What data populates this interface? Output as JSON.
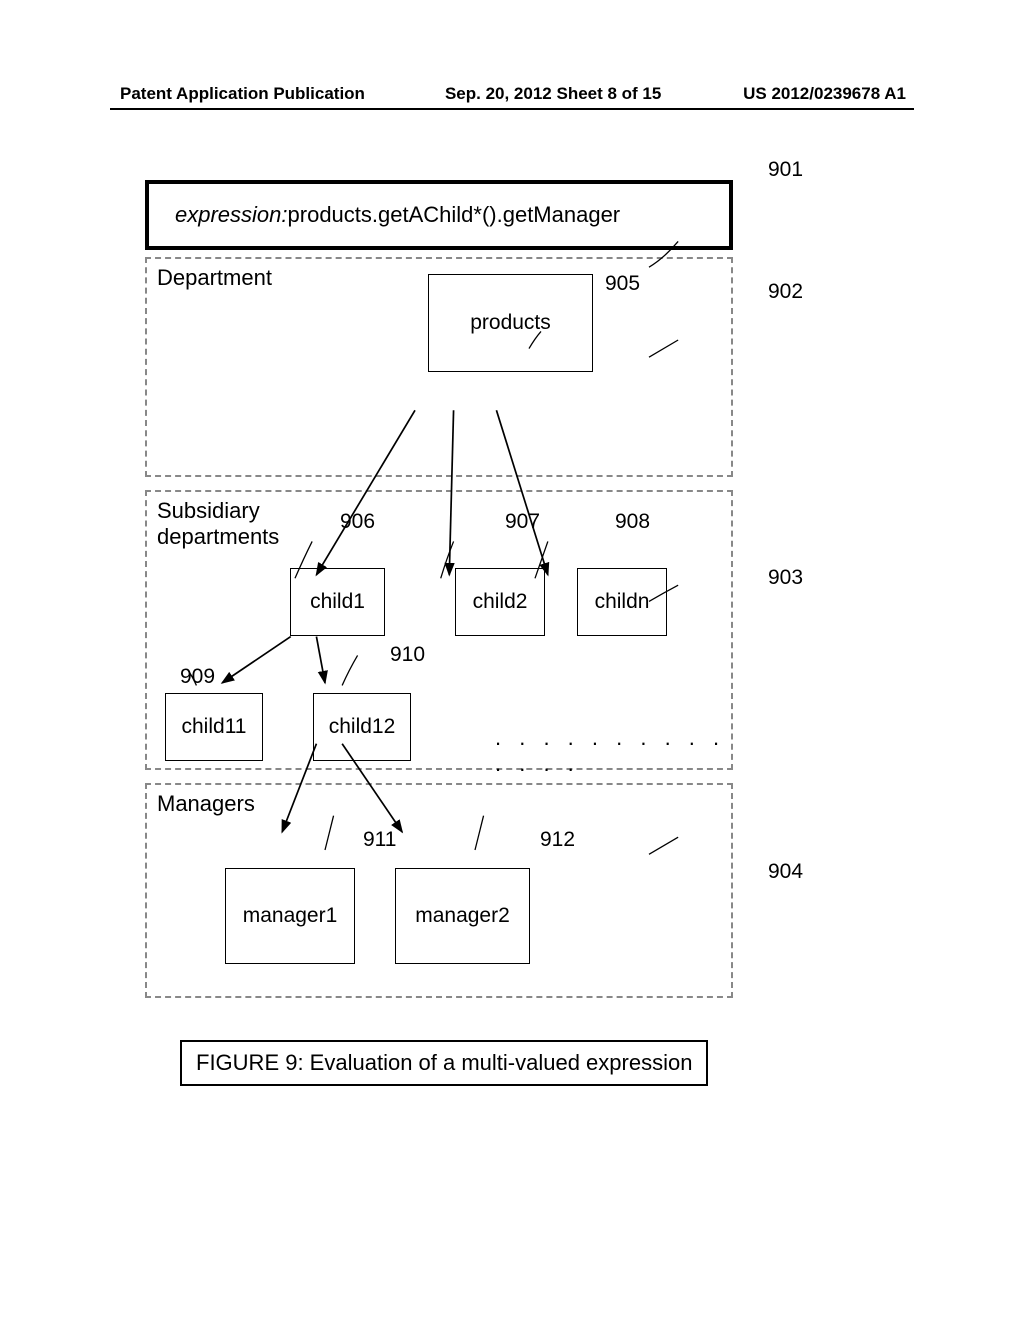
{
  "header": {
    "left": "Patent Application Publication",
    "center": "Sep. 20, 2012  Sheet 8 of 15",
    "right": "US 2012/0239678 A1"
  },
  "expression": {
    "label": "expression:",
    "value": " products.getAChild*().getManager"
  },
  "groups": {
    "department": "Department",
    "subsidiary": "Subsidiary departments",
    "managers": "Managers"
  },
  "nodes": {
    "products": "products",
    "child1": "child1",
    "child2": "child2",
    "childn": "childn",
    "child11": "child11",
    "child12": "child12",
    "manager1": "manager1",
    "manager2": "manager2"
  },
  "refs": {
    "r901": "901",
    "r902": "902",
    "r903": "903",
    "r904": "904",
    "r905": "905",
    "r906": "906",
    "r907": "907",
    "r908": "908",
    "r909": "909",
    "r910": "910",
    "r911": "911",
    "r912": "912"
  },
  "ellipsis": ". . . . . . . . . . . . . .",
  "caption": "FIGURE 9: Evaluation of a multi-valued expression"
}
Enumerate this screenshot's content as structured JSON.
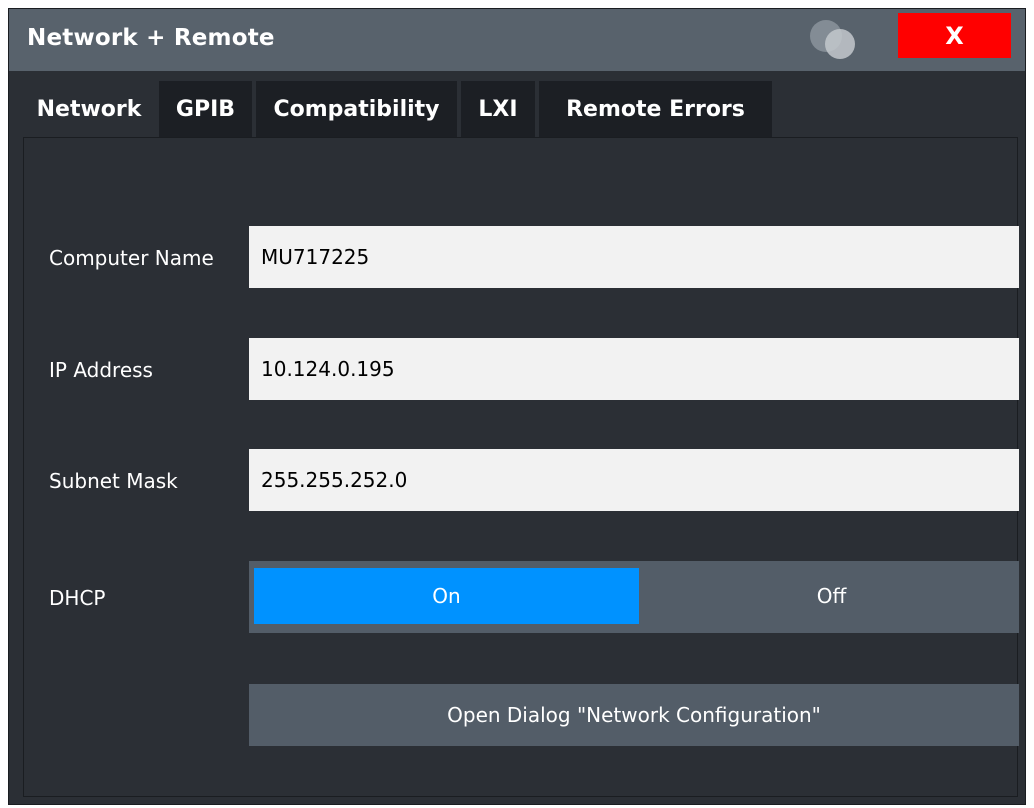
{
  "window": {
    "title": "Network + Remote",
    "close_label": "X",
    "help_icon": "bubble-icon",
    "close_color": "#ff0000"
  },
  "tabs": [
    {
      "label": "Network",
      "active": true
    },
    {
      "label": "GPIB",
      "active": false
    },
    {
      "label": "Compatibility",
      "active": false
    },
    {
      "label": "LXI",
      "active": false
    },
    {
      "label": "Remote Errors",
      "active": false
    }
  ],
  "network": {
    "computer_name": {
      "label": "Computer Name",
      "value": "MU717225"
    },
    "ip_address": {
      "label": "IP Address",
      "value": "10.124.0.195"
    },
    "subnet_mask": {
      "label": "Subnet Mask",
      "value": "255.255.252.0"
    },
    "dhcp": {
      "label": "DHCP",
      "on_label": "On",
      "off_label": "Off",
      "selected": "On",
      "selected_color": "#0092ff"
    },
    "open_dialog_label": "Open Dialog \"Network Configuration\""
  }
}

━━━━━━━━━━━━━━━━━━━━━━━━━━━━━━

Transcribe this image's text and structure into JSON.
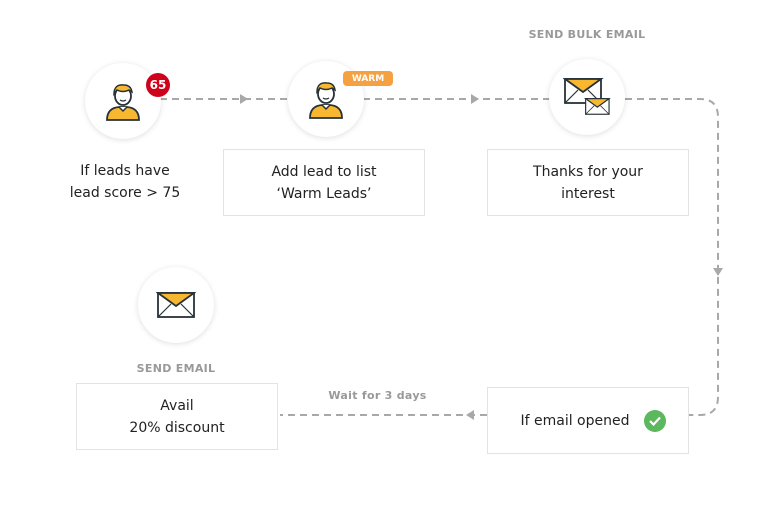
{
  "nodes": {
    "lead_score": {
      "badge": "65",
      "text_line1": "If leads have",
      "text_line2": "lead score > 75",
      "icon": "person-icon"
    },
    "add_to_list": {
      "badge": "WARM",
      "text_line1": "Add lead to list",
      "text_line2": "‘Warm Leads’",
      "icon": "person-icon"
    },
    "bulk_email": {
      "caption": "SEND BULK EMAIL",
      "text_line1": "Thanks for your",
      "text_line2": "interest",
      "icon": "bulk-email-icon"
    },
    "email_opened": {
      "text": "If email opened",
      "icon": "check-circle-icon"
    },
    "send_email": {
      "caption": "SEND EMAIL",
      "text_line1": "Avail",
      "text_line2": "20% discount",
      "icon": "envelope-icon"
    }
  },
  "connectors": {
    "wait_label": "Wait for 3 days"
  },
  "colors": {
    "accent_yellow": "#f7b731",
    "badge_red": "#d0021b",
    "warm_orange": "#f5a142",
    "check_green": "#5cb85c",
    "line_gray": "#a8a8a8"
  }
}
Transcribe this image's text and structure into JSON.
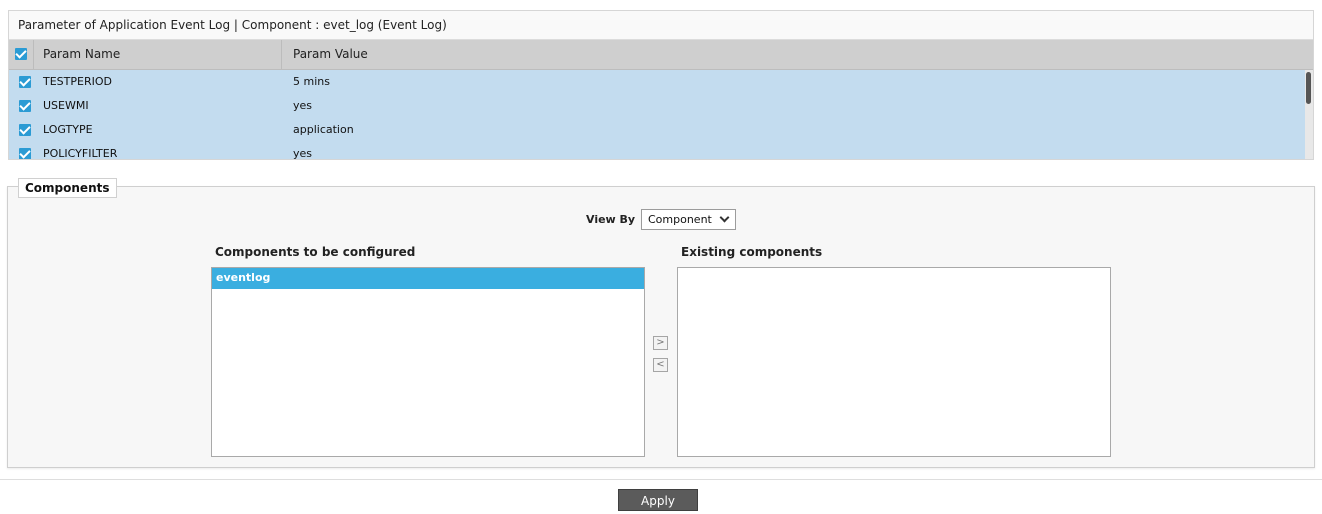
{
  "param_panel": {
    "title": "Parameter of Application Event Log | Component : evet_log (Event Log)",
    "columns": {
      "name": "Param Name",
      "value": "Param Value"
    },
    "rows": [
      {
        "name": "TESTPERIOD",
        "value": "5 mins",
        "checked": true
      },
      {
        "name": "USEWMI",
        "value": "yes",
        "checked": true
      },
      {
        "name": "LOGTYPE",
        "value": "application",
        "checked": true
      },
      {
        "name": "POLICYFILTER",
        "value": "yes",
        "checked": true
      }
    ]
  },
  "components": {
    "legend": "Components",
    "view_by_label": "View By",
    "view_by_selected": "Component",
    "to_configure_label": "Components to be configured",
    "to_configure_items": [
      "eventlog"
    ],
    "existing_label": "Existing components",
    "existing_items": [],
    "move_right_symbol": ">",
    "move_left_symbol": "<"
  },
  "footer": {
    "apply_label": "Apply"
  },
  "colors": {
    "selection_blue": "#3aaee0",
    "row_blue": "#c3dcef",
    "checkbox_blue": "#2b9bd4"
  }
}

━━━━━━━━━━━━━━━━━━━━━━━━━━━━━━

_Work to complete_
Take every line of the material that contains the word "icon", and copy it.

_Task response_
    "help_icon": "bubble-icon",
      "icon": "person-icon"
      "icon": "person-icon"
      "icon": "bulk-email-icon"
      "icon": "check-circle-icon"
      "icon": "envelope-icon"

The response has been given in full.